Okay, friend, the fun's over. No more hacking coughs, no more shelling out money to Big Tobacco day after day, no more shortness of breath, and no more social alienation. How do you give all this up? That's what we're here to tell you.


Chemical treatments tend to be the most effective, because they do the most to alleviate the physical addiction to nicotine. Natural treatments tend to alleviate only the psychological addiction (the habit) which is powerful but less disabling and painful. You should always discuss chemical treatments with your doctor before you use them to quit smoking, as they can all have side effects on certain users.

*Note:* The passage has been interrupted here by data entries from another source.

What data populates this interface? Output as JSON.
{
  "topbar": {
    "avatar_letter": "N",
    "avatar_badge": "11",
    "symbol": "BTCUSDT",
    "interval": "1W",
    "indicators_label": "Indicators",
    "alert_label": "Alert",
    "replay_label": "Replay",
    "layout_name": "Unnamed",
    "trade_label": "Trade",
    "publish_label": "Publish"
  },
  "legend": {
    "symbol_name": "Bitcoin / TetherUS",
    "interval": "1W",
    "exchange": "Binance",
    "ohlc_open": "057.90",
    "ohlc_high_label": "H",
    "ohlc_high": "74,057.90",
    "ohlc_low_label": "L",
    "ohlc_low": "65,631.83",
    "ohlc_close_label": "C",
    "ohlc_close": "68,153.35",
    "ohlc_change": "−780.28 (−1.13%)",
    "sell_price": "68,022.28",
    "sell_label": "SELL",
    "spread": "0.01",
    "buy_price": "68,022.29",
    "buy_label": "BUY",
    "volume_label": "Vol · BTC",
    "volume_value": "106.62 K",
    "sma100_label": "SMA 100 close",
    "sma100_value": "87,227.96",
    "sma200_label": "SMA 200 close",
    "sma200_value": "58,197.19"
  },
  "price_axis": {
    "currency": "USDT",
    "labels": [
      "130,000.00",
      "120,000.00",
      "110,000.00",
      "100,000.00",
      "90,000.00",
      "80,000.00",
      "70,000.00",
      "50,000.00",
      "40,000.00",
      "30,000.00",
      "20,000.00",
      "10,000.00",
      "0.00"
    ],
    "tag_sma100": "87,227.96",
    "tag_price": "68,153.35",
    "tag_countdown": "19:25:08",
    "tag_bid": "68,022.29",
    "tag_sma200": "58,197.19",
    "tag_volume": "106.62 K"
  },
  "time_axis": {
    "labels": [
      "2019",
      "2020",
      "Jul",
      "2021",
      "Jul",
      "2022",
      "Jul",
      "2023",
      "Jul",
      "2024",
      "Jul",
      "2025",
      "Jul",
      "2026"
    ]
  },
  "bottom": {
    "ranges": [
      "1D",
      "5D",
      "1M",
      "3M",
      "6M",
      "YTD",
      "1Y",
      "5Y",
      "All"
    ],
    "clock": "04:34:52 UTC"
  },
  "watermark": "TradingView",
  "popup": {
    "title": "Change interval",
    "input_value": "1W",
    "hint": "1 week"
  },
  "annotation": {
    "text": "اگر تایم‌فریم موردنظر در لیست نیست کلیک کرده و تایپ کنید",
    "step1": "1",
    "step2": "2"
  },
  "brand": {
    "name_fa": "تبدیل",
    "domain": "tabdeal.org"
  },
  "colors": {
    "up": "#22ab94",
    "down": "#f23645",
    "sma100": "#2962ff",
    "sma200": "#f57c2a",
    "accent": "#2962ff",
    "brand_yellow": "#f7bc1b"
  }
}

Read up on the following products, and if one appeals to you and it's okay with your doctor, strap it on. If they all look too scary, go on to section 2 and look at some alternatives.
  1. Zyban
  2. Nicotine patches
  3. Nicotine gum
  4. Nicotine inhalers & nasal sprays


Zyban is the marketing name for the antidepressant drug bupropion hydrochloride. These are basically happy pills for the ex-smoker, which are intended to lessen or eliminate the withdrawal symptoms associated with quitting smoking. To use Zyban, you start taking the pills a week or two before you quit smoking so they have a chance to start working. Then you simply stop smoking and try to feel happy. Zyban is only available by prescription, and it should not be used with any other antidepressant drugs. You must be sure to tell your doctor about any other medications you are using when you ask him or her to prescribe Zyban for you.

If you do talk to your doctor about Zyban, be sure to ask him or her about the potential side effects associated with the drug. We're not saying it's any worse than any other drug, but we're not talking about herbal tea here and it's always best to be informed.

Nicotine Patches

These are the kings of the nicotine replacement game. They are small, self-adhesive patches that you stick on your skin so that nicotine can enter your bloodstream at a steady rate all day. When you smoke or use other nicotine replacement therapies, you get a "spike" of high nicotine level in your blood, which then lowers until you feel the need to take another dose and top up your nicotine levels. The patch just keeps you at a steady level all the time and gets you accustomed to that without expecting to have occasional high levels. Patches come in different strengths, and you go from the strongest one you need to the weakest available, and then stop using them altogether.

The advantages of nicotine patches are that they provide you with a steady supply of nicotine without your having to think about it; they work in any situation (although you can't wear them in swimming pools or while bathing, but most of us don't feel particularly tempted to smoke then, anyway); and they provide a strong deterrent to smoking because if you smoke while you are wearing one or for hours after taking one off, you could suffer symptoms of nicotine overdose, such as death.

The disadvantages of nicotine patches are that they are relatively expensive; they can irritate the skin on which they are placed; they cause you to have weird dreams and not sleep very well if you wear them after you go to bed; if you don't wear them after you go to bed it can be a bit rough in the morning before you get a patch on and it starts working; and, if you are dumb and you smoke while you are wearing a patch or shortly after removing one, you could suffer symptoms of nicotine overdose, such as death.

Nicotine Gum

Nicotine gum helps you quit by providing you with a source of nicotine apart from smoking. It comes in different strengths (usually 4mg or 2mg of nicotine per piece), which you choose from based on how much you smoke. Nicotine gum, like any nicotine replacement therapy, allows you to deal with the physical component of addiction over a longer period of time with less drastic withdrawal symptoms.

The advantages of nicotine gum are that you can take it when you need it (so long as you don't exceed the amount suggested by the directions), so that you can cut down on your nicotine as quickly or as slowly as you want; it is relatively inexpensive; and it provides some oral gratification of its own to replace the cigarettes.

The disadvantages are that you can't chew it while drinking soda or alcoholic beverages, so it's no good to you in a bar; it can make you feel sick if you chew it too fast; and it takes a long time for it to work, so if you wait for too long between pieces you can become extremely irritable while waiting for the piece you're chewing to affect you.

Nictotine Inhalers and Nasal Sprays

These work on much the same principle as the gum, but they are different in design. Nicotine inhalers are shaped like little cigarettes, and when you suck on them they release a mist of nicotine stuff into your lungs. The nasal spray is like the product you use for nasal congestion; you just pump it into your nostril and it sprays nicotine stuff up there.

The advantages of these are that they work much more quickly than the gum; they can be used in any situation and whenever they are needed (within the constraints set by the package directions); and the inhaler is very much like a cigarette, so it makes a good replacement.

The disadvantages are that they can have many side effects like burning of the nasal tissues or throat, stomach ache, nausea, etc.; they are more expensive than the gum; and, finally, the inhaler might be too good of a replacement, as it's quite a bit like continuing to smoke.